_WHAT YOU SHOULD DO_.
Please work out how many lines of this material include "Official", and answer with that number by itself.

· · · · ·

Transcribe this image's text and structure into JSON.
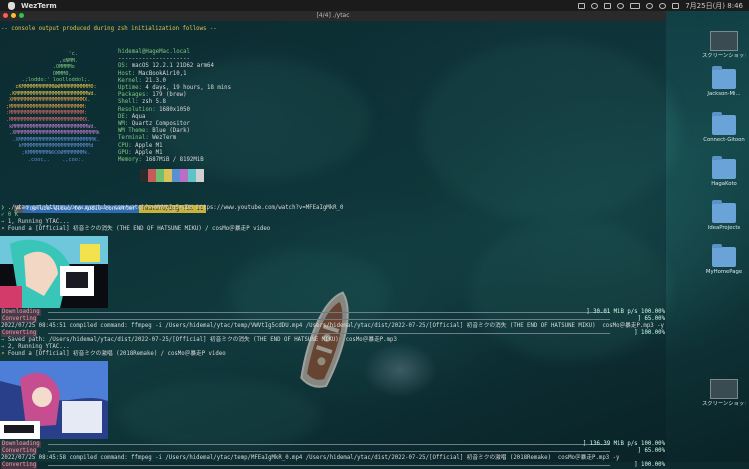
{
  "menubar": {
    "app_name": "WezTerm",
    "datetime": "7月25日(月) 8:46"
  },
  "window": {
    "title": "[4/4] ./ytac"
  },
  "terminal": {
    "console_notice": "-- console output produced during zsh initialization follows --",
    "neofetch_art": [
      "                    'c.",
      "                 ,xNMM.",
      "               .OMMMMo",
      "               OMMM0,",
      "     .;loddo:' loolloddol;.",
      "   cKMMMMMMMMMMNWMMMMMMMMMM0:",
      " .KMMMMMMMMMMMMMMMMMMMMMMMWd.",
      " XMMMMMMMMMMMMMMMMMMMMMMMX.",
      ";MMMMMMMMMMMMMMMMMMMMMMMM:",
      ":MMMMMMMMMMMMMMMMMMMMMMMM:",
      ".MMMMMMMMMMMMMMMMMMMMMMMMX.",
      " kMMMMMMMMMMMMMMMMMMMMMMMMWd.",
      " .XMMMMMMMMMMMMMMMMMMMMMMMMMMk",
      "  .XMMMMMMMMMMMMMMMMMMMMMMMMK.",
      "    kMMMMMMMMMMMMMMMMMMMMMMd",
      "     ;KMMMMMMMWXXWMMMMMMMk.",
      "       .cooc,.    .,coo:."
    ],
    "sysinfo": [
      {
        "key": "",
        "value": "hidemal@HageMac.local"
      },
      {
        "key": "",
        "value": "---------------------"
      },
      {
        "key": "OS:",
        "value": " macOS 12.2.1 21D62 arm64"
      },
      {
        "key": "Host:",
        "value": " MacBookAir10,1"
      },
      {
        "key": "Kernel:",
        "value": " 21.3.0"
      },
      {
        "key": "Uptime:",
        "value": " 4 days, 19 hours, 18 mins"
      },
      {
        "key": "Packages:",
        "value": " 179 (brew)"
      },
      {
        "key": "Shell:",
        "value": " zsh 5.8"
      },
      {
        "key": "Resolution:",
        "value": " 1680x1050"
      },
      {
        "key": "DE:",
        "value": " Aqua"
      },
      {
        "key": "WM:",
        "value": " Quartz Compositor"
      },
      {
        "key": "WM Theme:",
        "value": " Blue (Dark)"
      },
      {
        "key": "Terminal:",
        "value": " WezTerm"
      },
      {
        "key": "CPU:",
        "value": " Apple M1"
      },
      {
        "key": "GPU:",
        "value": " Apple M1"
      },
      {
        "key": "Memory:",
        "value": " 1687MiB / 8192MiB"
      }
    ],
    "palette": [
      "#2b2b2b",
      "#c75a5a",
      "#6fbf6f",
      "#d9c35a",
      "#5b8fd1",
      "#b86fc4",
      "#5cc3c9",
      "#d0d0d0"
    ],
    "prompt": {
      "dir": "YouTube-Video-to-Audio-converter",
      "branch": "feature/bug-fix 11"
    },
    "command": "./ytac get https://www.youtube.com/watch?v=VWVtIg5cdDU https://www.youtube.com/watch?v=MFEaIgMkR_0",
    "ok1": "✓ 0 K",
    "step1": "1, Running YTAC...",
    "found1": "Found a [Official] 初音ミクの消失 (THE END OF HATSUNE MIKU) / cosMo＠暴走P video",
    "dl1_label": "Downloading",
    "dl1_value": "] 30.01 MiB p/s 100.00%",
    "conv1_label": "Converting",
    "conv1_value": "] 65.00%",
    "compiled1": "2022/07/25 08:45:51 compiled command: ffmpeg -i /Users/hidemal/ytac/temp/VWVtIg5cdDU.mp4 /Users/hidemal/ytac/dist/2022-07-25/[Official] 初音ミクの消失 (THE END OF HATSUNE MIKU)  cosMo＠暴走P.mp3 -y",
    "conv1b_label": "Converting",
    "conv1b_value": "] 100.00%",
    "saved1": "Saved path: /Users/hidemal/ytac/dist/2022-07-25/[Official] 初音ミクの消失 (THE END OF HATSUNE MIKU)  cosMo＠暴走P.mp3",
    "step2": "2, Running YTAC...",
    "found2": "Found a [Official] 初音ミクの激唱 (2018Remake) / cosMo＠暴走P video",
    "dl2_label": "Downloading",
    "dl2_value": "] 136.39 MiB p/s 100.00%",
    "conv2_label": "Converting",
    "conv2_value": "] 65.00%",
    "compiled2": "2022/07/25 08:45:58 compiled command: ffmpeg -i /Users/hidemal/ytac/temp/MFEaIgMkR_0.mp4 /Users/hidemal/ytac/dist/2022-07-25/[Official] 初音ミクの激唱 (2018Remake)  cosMo＠暴走P.mp3 -y",
    "conv2b_label": "Converting",
    "conv2b_value": "] 100.00%"
  },
  "desktop": {
    "icons": [
      {
        "label": "スクリーンショット 2022-07-...8.38.48",
        "kind": "screenshot"
      },
      {
        "label": "Jackson-Mi...",
        "kind": "folder"
      },
      {
        "label": "Connect-Gitoon",
        "kind": "folder"
      },
      {
        "label": "HagaKoto",
        "kind": "folder"
      },
      {
        "label": "IdeaProjects",
        "kind": "folder"
      },
      {
        "label": "MyHomePage",
        "kind": "folder"
      },
      {
        "label": "スクリーンショット 2022-07-...2.06.24",
        "kind": "screenshot"
      }
    ]
  }
}
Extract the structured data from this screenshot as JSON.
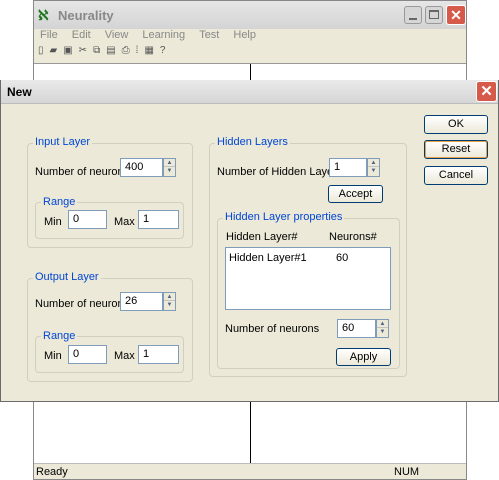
{
  "main_window": {
    "title": "Neurality",
    "menu": [
      "File",
      "Edit",
      "View",
      "Learning",
      "Test",
      "Help"
    ],
    "status_left": "Ready",
    "status_right": "NUM"
  },
  "dialog": {
    "title": "New",
    "buttons": {
      "ok": "OK",
      "reset": "Reset",
      "cancel": "Cancel"
    },
    "input_layer": {
      "title": "Input Layer",
      "neurons_label": "Number of neurons",
      "neurons_value": "400",
      "range_title": "Range",
      "min_label": "Min",
      "min_value": "0",
      "max_label": "Max",
      "max_value": "1"
    },
    "output_layer": {
      "title": "Output Layer",
      "neurons_label": "Number of neurons",
      "neurons_value": "26",
      "range_title": "Range",
      "min_label": "Min",
      "min_value": "0",
      "max_label": "Max",
      "max_value": "1"
    },
    "hidden_layers": {
      "title": "Hidden Layers",
      "count_label": "Number of Hidden Layers",
      "count_value": "1",
      "accept": "Accept",
      "props_title": "Hidden Layer properties",
      "col1": "Hidden Layer#",
      "col2": "Neurons#",
      "rows": [
        {
          "name": "Hidden Layer#1",
          "neurons": "60"
        }
      ],
      "neurons_label": "Number of neurons",
      "neurons_value": "60",
      "apply": "Apply"
    }
  }
}
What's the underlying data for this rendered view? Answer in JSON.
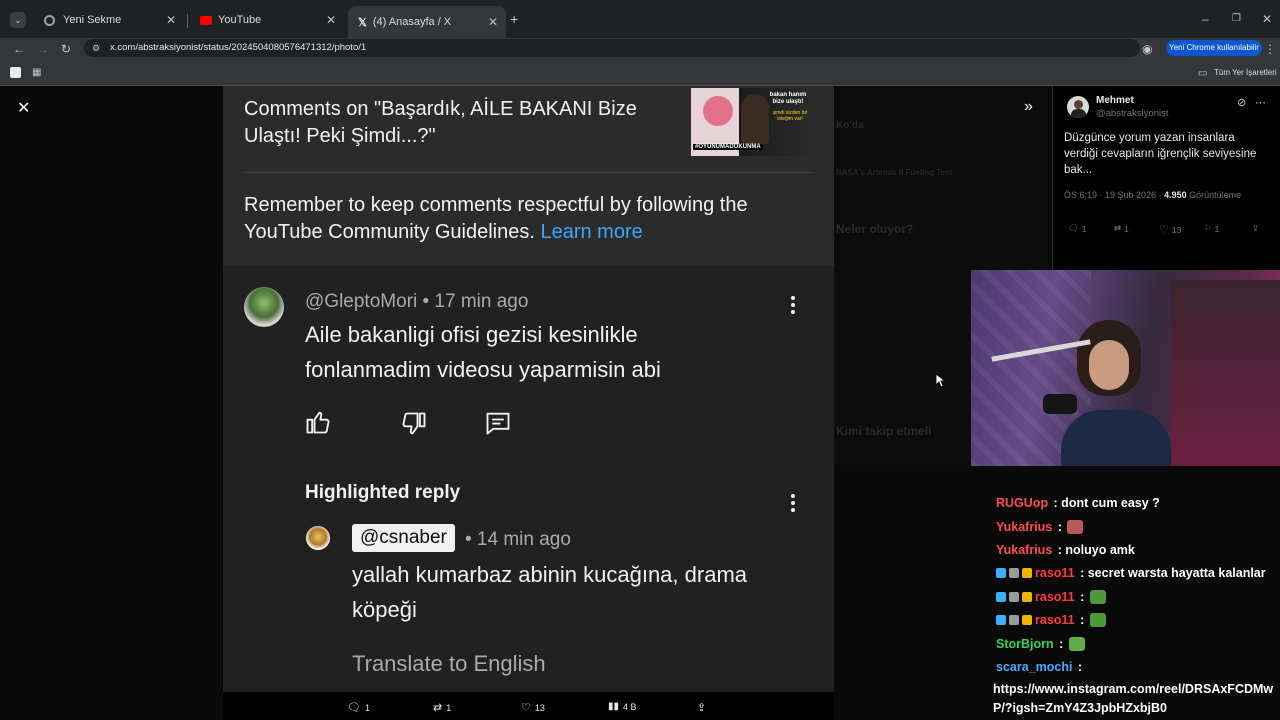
{
  "browser": {
    "tabs": [
      {
        "title": "Yeni Sekme",
        "icon": "chrome-icon"
      },
      {
        "title": "YouTube",
        "icon": "youtube-icon"
      },
      {
        "title": "(4) Anasayfa / X",
        "icon": "x-icon"
      }
    ],
    "active_tab": 2,
    "url": "x.com/abstraksiyonist/status/2024504080576471312/photo/1",
    "chrome_pill": "Yeni Chrome kullanılabilir",
    "all_bookmarks": "Tüm Yer İşaretleri"
  },
  "youtube": {
    "comments_title": "Comments on \"Başardık, AİLE BAKANI Bize Ulaştı! Peki Şimdi...?\"",
    "thumbnail": {
      "text_top": "bakan hanım bize ulaştı!",
      "text_mid": "şimdi sizden bir isteğim var!",
      "hashtag": "#OYUNUMADOKUNMA"
    },
    "notice": "Remember to keep comments respectful by following the YouTube Community Guidelines.",
    "learn_more": "Learn more",
    "comment": {
      "handle": "@GleptoMori",
      "time": "• 17 min ago",
      "text": "Aile bakanligi ofisi gezisi kesinlikle fonlanmadim videosu yaparmisin abi"
    },
    "highlighted_label": "Highlighted reply",
    "reply": {
      "handle": "@csnaber",
      "time": "• 14 min ago",
      "text": "yallah kumarbaz abinin kucağına, drama köpeği"
    },
    "translate": "Translate to English"
  },
  "photo_actions": {
    "replies": "1",
    "reposts": "1",
    "likes": "13",
    "views": "4 B"
  },
  "tweet": {
    "name": "Mehmet",
    "handle": "@abstraksiyonist",
    "text": "Düzgünce yorum yazan insanlara verdiği cevapların iğrençlik seviyesine bak...",
    "time": "ÖS 6:19 · 19 Şub 2026 · ",
    "views": "4.950",
    "views_label": " Görüntüleme",
    "replies": "1",
    "reposts": "1",
    "likes": "13",
    "bookmarks": "1"
  },
  "chat": [
    {
      "user": "RUGUop",
      "color": "#ff4d4d",
      "msg": " : dont cum easy ?",
      "badges": [],
      "emote": null
    },
    {
      "user": "Yukafrius",
      "color": "#ff4d4d",
      "msg": " : ",
      "badges": [],
      "emote": "#b85a5a"
    },
    {
      "user": "Yukafrius",
      "color": "#ff4d4d",
      "msg": " : noluyo amk",
      "badges": [],
      "emote": null
    },
    {
      "user": "raso11",
      "color": "#ff3b3b",
      "msg": " : secret warsta hayatta kalanlar",
      "badges": [
        "#3ab0ff",
        "#9b9b9b",
        "#f0b400"
      ],
      "emote": null
    },
    {
      "user": "raso11",
      "color": "#ff3b3b",
      "msg": " : ",
      "badges": [
        "#3ab0ff",
        "#9b9b9b",
        "#f0b400"
      ],
      "emote": "#4c9a3c"
    },
    {
      "user": "raso11",
      "color": "#ff3b3b",
      "msg": " : ",
      "badges": [
        "#3ab0ff",
        "#9b9b9b",
        "#f0b400"
      ],
      "emote": "#4c9a3c"
    },
    {
      "user": "StorBjorn",
      "color": "#39d353",
      "msg": " : ",
      "badges": [],
      "emote": "#5fae4a"
    },
    {
      "user": "scara_mochi",
      "color": "#4aa8ff",
      "msg": " :",
      "badges": [],
      "emote": null
    }
  ],
  "chat_link": "https://www.instagram.com/reel/DRSAxFCDMwP/?igsh=ZmY4Z3JpbHZxbjB0"
}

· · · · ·

_EXPECTED ANSWER_.
5